··· DATA
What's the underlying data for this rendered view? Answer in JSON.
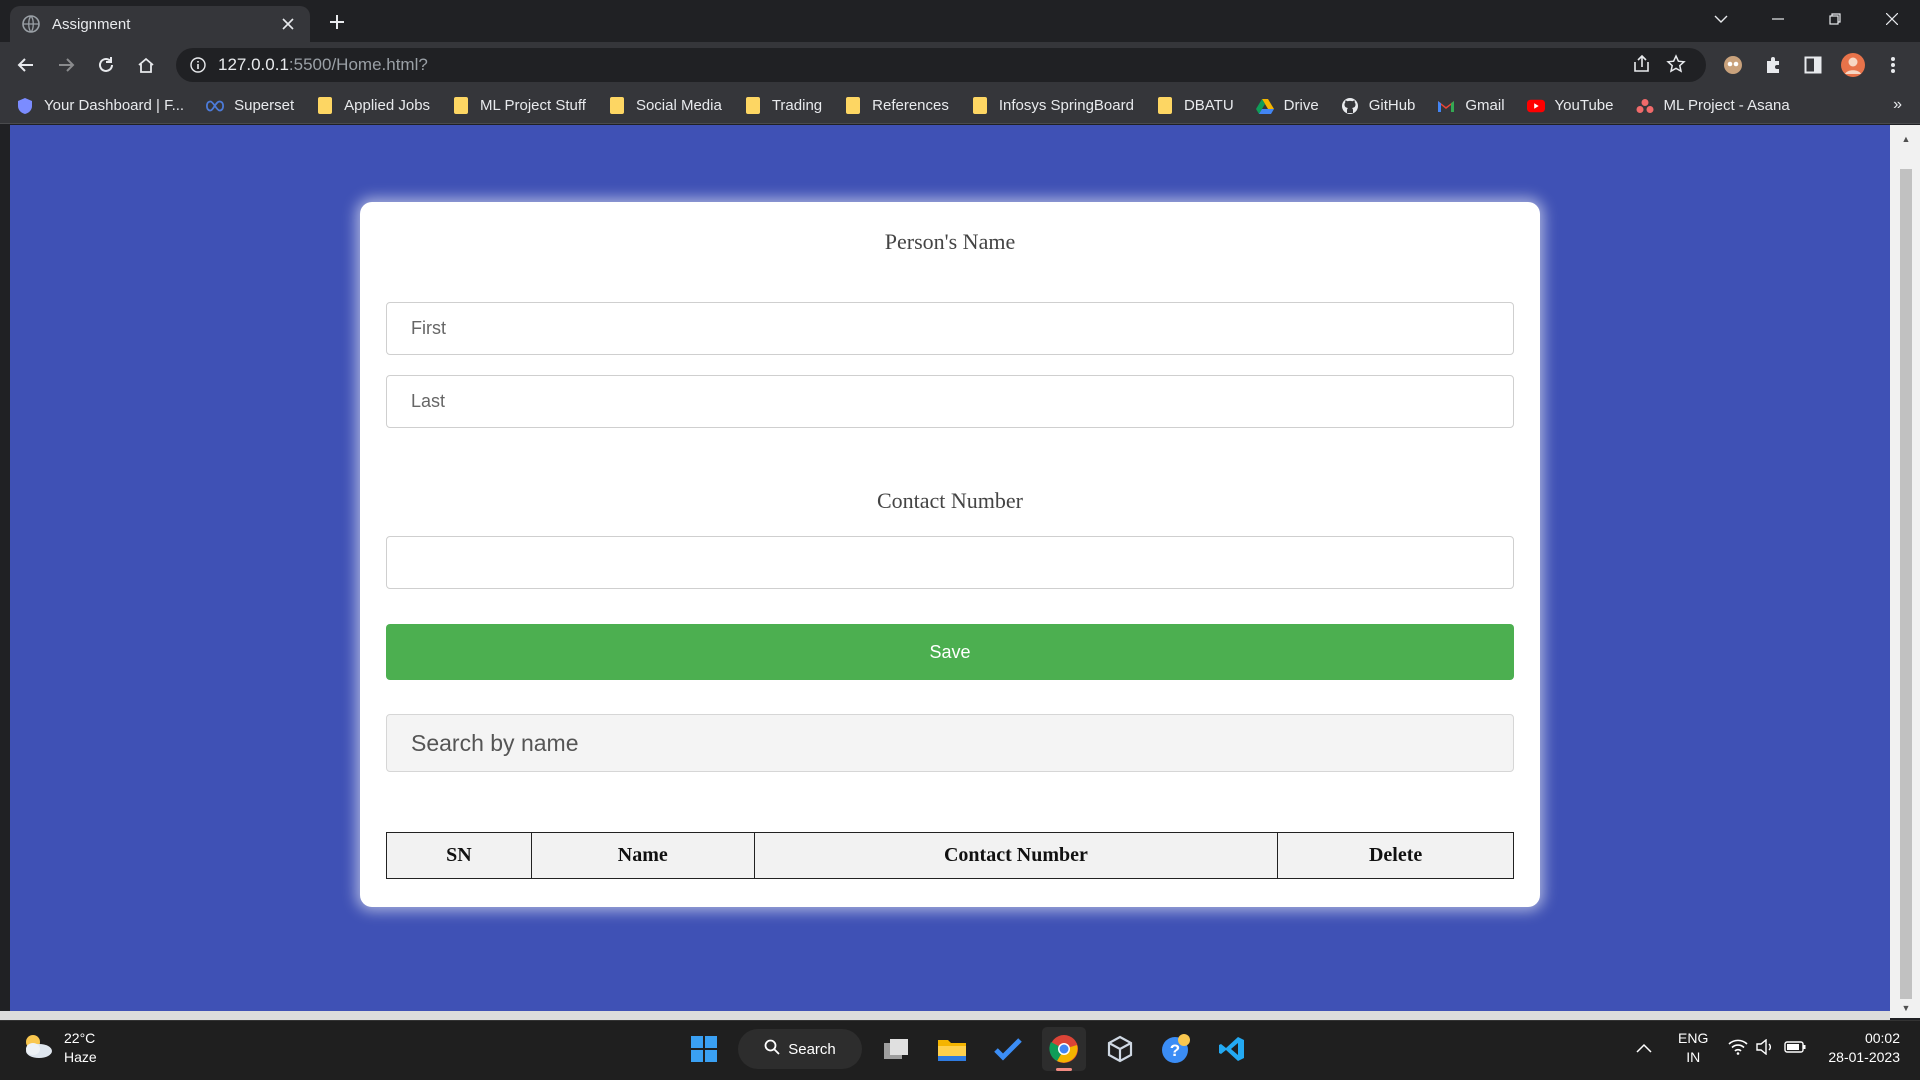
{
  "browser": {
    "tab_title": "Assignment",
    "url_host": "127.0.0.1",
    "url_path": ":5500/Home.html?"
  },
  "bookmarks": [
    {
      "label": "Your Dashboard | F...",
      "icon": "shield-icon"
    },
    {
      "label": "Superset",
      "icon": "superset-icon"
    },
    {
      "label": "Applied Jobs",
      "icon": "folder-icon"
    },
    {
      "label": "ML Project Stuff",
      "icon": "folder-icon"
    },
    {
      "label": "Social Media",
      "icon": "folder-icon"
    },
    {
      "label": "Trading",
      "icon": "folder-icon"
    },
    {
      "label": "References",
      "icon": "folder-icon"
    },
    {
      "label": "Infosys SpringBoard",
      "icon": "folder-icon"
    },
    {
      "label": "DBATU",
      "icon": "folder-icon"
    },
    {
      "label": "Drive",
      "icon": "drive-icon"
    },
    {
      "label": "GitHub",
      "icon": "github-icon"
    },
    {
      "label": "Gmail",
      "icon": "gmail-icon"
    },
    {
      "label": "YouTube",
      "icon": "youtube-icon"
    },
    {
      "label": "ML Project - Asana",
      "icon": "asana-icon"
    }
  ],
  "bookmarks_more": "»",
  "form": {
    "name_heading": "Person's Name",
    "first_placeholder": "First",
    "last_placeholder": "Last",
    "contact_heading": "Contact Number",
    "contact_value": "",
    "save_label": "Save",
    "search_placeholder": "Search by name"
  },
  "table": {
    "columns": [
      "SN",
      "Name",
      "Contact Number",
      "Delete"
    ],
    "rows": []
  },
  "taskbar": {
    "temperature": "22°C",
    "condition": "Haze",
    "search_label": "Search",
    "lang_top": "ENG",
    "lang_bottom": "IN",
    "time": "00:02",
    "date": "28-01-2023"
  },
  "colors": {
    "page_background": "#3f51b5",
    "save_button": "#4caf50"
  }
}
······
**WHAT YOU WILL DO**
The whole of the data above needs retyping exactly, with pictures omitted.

**RESPONSE TO THIS TASK**
What's the underlying data for this rendered view? Answer in JSON.
{
  "browser": {
    "tab_title": "Assignment",
    "url_host": "127.0.0.1",
    "url_path": ":5500/Home.html?"
  },
  "bookmarks": [
    {
      "label": "Your Dashboard | F...",
      "icon": "shield-icon"
    },
    {
      "label": "Superset",
      "icon": "superset-icon"
    },
    {
      "label": "Applied Jobs",
      "icon": "folder-icon"
    },
    {
      "label": "ML Project Stuff",
      "icon": "folder-icon"
    },
    {
      "label": "Social Media",
      "icon": "folder-icon"
    },
    {
      "label": "Trading",
      "icon": "folder-icon"
    },
    {
      "label": "References",
      "icon": "folder-icon"
    },
    {
      "label": "Infosys SpringBoard",
      "icon": "folder-icon"
    },
    {
      "label": "DBATU",
      "icon": "folder-icon"
    },
    {
      "label": "Drive",
      "icon": "drive-icon"
    },
    {
      "label": "GitHub",
      "icon": "github-icon"
    },
    {
      "label": "Gmail",
      "icon": "gmail-icon"
    },
    {
      "label": "YouTube",
      "icon": "youtube-icon"
    },
    {
      "label": "ML Project - Asana",
      "icon": "asana-icon"
    }
  ],
  "bookmarks_more": "»",
  "form": {
    "name_heading": "Person's Name",
    "first_placeholder": "First",
    "last_placeholder": "Last",
    "contact_heading": "Contact Number",
    "contact_value": "",
    "save_label": "Save",
    "search_placeholder": "Search by name"
  },
  "table": {
    "columns": [
      "SN",
      "Name",
      "Contact Number",
      "Delete"
    ],
    "rows": []
  },
  "taskbar": {
    "temperature": "22°C",
    "condition": "Haze",
    "search_label": "Search",
    "lang_top": "ENG",
    "lang_bottom": "IN",
    "time": "00:02",
    "date": "28-01-2023"
  },
  "colors": {
    "page_background": "#3f51b5",
    "save_button": "#4caf50"
  }
}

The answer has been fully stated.